(Records from a dataset)
☆ ☆ ☆ ☆ ☆
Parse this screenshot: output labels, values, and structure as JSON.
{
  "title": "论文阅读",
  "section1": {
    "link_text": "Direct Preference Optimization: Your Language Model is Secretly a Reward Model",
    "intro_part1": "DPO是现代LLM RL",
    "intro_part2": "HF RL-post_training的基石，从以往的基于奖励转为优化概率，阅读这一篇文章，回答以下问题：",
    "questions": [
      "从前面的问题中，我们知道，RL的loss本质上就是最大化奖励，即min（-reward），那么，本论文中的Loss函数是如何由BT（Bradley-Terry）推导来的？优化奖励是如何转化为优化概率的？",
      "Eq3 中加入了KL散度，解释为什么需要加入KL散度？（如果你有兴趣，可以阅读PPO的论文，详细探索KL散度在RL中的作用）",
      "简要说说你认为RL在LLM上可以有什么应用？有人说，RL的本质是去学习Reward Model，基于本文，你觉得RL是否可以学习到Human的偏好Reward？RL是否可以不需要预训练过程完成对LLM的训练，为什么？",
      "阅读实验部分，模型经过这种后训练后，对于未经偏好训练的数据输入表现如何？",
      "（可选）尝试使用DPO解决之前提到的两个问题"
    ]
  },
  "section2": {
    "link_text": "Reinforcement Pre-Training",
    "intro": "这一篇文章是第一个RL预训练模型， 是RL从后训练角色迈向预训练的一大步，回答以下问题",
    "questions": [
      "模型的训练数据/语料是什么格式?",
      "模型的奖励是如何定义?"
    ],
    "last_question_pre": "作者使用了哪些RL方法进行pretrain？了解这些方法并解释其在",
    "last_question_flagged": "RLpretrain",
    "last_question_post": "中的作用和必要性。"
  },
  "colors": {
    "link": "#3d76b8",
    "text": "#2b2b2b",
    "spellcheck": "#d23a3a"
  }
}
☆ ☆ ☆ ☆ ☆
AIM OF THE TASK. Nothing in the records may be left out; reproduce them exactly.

EXERCISE RESULT.
Parse this screenshot: output labels, values, and structure as JSON.
{
  "title": "论文阅读",
  "section1": {
    "link_text": "Direct Preference Optimization: Your Language Model is Secretly a Reward Model",
    "intro_part1": "DPO是现代LLM RL",
    "intro_part2": "HF RL-post_training的基石，从以往的基于奖励转为优化概率，阅读这一篇文章，回答以下问题：",
    "questions": [
      "从前面的问题中，我们知道，RL的loss本质上就是最大化奖励，即min（-reward），那么，本论文中的Loss函数是如何由BT（Bradley-Terry）推导来的？优化奖励是如何转化为优化概率的？",
      "Eq3 中加入了KL散度，解释为什么需要加入KL散度？（如果你有兴趣，可以阅读PPO的论文，详细探索KL散度在RL中的作用）",
      "简要说说你认为RL在LLM上可以有什么应用？有人说，RL的本质是去学习Reward Model，基于本文，你觉得RL是否可以学习到Human的偏好Reward？RL是否可以不需要预训练过程完成对LLM的训练，为什么？",
      "阅读实验部分，模型经过这种后训练后，对于未经偏好训练的数据输入表现如何？",
      "（可选）尝试使用DPO解决之前提到的两个问题"
    ]
  },
  "section2": {
    "link_text": "Reinforcement Pre-Training",
    "intro": "这一篇文章是第一个RL预训练模型， 是RL从后训练角色迈向预训练的一大步，回答以下问题",
    "questions": [
      "模型的训练数据/语料是什么格式?",
      "模型的奖励是如何定义?"
    ],
    "last_question_pre": "作者使用了哪些RL方法进行pretrain？了解这些方法并解释其在",
    "last_question_flagged": "RLpretrain",
    "last_question_post": "中的作用和必要性。"
  },
  "colors": {
    "link": "#3d76b8",
    "text": "#2b2b2b",
    "spellcheck": "#d23a3a"
  }
}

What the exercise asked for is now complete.